Animals normally do well with supportive care, however large ingestions of marijuana can be dangerous. Common problems with diagnosing and treating marijuana cases in the veterinary clinic are due to incomplete history which could be due to drug stigma, the owners on vacation, pharmaceutical products or worries about legal repercussions. It is important to get a complete history and reassure owners that the clinic is only interested in providing appropriate medical care for their pet. Accurate and complete medical history is imperative so that only necessary treatments are provided and prevent unnecessary treatments and costs.
With marijuana being legalized in many different states, there has been an increase since last year with many additional cases of poisonings reported. Getting accurate medical history is important in treating pets appropriately and without unnecessary treatments. Some tips for helping prevent toxicity include placing marijuana edibles well out of reach of the pet in closed high cabinets or in a locked drawer when not in use. If marijuana is being smoked, the pet should be kept in a separate area with good ventilation until the smoke has cleared. This will help prevent many of the marijuana poisonings from occurring.
If you find yourself in a medical emergency, call your veterinarian or Pet Poison Helpline at 800-213-6680. We are available 24 hours a day, 7 days a week even on holidays to help with pet poison emergencies.
How do cats and dogs become intoxicated?
Cats and dogs can become intoxicated by cannabis in various ways; by inhaling second-hand smoke, eating edibles (baked goods, candies, chocolate bars, and chips containing cannabis), or ingesting cannabis directly (in any form). Most exposures are accidental when curious pets discover access to the drug or when they are present in the same room with a person smoking cannabis. Dogs have more cannabinoid receptors in their brains, which means the effects of cannabis are more dramatic and potentially more toxic when compared to humans. A small amount of cannabis is all it takes to cause toxicity in cats and dogs.

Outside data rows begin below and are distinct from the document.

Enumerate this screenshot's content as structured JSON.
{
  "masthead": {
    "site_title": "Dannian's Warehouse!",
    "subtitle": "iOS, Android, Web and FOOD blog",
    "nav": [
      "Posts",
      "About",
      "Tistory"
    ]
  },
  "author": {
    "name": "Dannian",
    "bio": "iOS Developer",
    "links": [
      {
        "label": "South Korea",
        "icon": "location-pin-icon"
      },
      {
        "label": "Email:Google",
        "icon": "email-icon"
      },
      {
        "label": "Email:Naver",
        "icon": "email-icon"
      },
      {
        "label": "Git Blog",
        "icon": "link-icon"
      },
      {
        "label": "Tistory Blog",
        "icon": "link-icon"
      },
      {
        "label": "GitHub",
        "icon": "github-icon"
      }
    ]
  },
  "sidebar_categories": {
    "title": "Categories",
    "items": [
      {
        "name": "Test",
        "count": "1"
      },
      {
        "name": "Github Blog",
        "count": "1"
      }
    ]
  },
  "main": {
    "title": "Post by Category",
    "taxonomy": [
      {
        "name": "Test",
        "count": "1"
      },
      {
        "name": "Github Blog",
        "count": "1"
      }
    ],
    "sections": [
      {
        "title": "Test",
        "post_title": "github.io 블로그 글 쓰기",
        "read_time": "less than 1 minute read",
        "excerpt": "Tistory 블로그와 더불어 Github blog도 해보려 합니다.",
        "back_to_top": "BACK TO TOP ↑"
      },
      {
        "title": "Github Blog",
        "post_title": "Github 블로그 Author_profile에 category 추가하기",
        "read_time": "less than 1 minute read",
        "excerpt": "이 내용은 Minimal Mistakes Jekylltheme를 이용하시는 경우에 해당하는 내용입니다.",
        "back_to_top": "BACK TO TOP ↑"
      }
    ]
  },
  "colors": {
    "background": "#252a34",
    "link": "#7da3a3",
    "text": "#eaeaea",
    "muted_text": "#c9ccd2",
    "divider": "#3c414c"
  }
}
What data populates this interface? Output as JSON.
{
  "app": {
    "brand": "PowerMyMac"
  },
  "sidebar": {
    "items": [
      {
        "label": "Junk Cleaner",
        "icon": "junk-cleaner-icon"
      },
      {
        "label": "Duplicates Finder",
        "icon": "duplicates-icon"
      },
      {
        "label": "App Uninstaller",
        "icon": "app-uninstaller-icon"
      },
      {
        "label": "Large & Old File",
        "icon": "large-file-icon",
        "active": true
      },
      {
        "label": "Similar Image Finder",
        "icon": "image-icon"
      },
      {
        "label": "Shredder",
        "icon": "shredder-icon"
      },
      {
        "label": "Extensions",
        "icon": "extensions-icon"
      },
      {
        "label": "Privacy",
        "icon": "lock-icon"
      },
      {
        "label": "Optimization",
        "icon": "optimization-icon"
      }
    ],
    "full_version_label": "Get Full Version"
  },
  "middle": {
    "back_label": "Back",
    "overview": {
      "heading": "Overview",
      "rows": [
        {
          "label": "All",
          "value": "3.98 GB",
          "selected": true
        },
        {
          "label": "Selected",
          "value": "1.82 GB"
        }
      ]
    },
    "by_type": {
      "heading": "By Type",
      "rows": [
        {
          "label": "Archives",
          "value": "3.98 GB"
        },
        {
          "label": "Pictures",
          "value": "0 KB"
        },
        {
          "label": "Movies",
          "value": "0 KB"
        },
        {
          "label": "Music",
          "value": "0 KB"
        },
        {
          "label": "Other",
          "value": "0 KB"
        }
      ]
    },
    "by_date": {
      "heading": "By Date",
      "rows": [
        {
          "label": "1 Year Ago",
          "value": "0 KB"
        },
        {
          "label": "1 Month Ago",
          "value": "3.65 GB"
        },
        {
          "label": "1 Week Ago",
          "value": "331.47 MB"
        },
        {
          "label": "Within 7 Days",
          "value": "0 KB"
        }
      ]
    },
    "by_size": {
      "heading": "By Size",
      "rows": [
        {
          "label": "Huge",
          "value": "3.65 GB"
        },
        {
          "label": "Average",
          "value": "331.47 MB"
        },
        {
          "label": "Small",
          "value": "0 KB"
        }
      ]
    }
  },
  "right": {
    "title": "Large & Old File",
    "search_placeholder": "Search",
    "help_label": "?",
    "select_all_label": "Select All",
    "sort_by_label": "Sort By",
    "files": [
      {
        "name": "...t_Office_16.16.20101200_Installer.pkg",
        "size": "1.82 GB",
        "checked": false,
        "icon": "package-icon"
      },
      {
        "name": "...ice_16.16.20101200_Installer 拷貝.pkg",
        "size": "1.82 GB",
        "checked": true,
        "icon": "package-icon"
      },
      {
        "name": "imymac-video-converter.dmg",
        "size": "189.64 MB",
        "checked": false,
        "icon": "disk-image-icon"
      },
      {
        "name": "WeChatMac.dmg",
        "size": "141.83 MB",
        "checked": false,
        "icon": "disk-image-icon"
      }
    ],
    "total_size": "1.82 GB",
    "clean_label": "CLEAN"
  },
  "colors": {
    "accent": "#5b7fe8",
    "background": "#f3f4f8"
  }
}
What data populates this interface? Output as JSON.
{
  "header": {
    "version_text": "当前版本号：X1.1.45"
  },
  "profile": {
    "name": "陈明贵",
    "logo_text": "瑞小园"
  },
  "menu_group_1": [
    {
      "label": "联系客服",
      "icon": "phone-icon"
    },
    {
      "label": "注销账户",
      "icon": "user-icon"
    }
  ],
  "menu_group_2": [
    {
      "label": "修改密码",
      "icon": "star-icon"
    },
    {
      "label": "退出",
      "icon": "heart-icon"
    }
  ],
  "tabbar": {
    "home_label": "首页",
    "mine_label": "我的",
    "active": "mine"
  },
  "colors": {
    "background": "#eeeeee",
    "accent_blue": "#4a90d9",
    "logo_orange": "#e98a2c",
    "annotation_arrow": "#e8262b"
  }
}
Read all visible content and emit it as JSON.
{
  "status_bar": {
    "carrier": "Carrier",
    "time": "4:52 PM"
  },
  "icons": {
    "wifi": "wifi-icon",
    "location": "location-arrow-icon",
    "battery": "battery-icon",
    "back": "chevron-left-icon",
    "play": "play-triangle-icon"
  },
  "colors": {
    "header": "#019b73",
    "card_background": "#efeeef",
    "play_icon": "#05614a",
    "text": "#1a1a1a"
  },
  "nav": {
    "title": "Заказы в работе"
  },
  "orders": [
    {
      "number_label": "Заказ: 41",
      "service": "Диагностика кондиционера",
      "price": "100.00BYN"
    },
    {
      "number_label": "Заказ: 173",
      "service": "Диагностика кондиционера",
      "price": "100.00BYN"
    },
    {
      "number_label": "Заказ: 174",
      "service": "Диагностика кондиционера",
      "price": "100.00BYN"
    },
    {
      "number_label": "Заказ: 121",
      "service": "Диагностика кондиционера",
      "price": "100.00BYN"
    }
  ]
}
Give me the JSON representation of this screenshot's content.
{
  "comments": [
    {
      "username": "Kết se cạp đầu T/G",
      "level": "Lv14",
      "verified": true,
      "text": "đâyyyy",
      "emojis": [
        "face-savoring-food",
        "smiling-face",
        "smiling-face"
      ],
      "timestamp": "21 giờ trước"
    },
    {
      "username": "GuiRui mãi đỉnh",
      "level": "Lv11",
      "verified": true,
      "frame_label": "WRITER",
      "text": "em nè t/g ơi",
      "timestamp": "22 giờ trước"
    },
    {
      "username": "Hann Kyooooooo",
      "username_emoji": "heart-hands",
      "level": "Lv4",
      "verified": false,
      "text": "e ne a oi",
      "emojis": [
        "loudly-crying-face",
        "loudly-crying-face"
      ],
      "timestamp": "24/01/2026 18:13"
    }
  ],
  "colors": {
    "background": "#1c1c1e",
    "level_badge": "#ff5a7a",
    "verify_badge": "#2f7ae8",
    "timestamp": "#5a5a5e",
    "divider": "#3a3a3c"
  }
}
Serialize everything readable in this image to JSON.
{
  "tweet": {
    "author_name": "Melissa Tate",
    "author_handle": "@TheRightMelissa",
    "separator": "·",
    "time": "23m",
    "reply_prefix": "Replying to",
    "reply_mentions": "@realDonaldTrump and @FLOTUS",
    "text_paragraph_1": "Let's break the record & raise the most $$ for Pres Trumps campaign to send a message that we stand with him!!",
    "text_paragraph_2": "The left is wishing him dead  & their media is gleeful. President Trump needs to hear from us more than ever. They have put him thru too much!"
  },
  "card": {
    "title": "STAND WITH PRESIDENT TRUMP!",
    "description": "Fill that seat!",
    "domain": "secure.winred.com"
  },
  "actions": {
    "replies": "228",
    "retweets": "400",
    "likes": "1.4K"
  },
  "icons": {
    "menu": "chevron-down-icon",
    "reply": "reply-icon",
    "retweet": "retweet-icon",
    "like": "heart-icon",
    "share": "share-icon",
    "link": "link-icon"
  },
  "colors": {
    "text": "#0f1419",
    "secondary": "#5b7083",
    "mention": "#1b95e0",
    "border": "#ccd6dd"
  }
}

Regardless of the method of exposure, accurate and complete information is imperative to treating the patient successfully. For example, ingestion of a ‘pot brownie’ needs different treatment than inhalation, because eating the brownie requires treatment for cannabis and chocolate toxicity, whereas inhalation may require additional treatment for respiratory irritation.
How does cannabis affect cats and dogs?
Like most drugs, the effects of cannabis are based on chemistry. The drug enters the body via inhalation or ingestion and binds with specific neuroreceptors in the brain, altering normal neurotransmitter function. THC interacts with neurotransmitters such as norepinephrine, dopamine, serotonin, and acetylcholine. Humans and pets have two types of receptors in their bodies. One type, CB1, affects the central nervous system, and the other, CB2, affects the peripheral tissues. Although not all the pharmacologic mechanisms triggered by cannabinoids have been identified, it is thought that CB1 is responsible for most of the effects of cannabis.
Everything that enters the body has to exit the body. THC is very lipid-soluble, which means that it is easily stored in the fatty tissue in the liver, brain, and kidneys before being eliminated from the body. THC is metabolized in the liver and the majority (65-90%) is excreted in the feces, while a small percentage (10-35%) is eliminated through the kidneys. The drug has to be metabolized and excreted for the effects to wear off.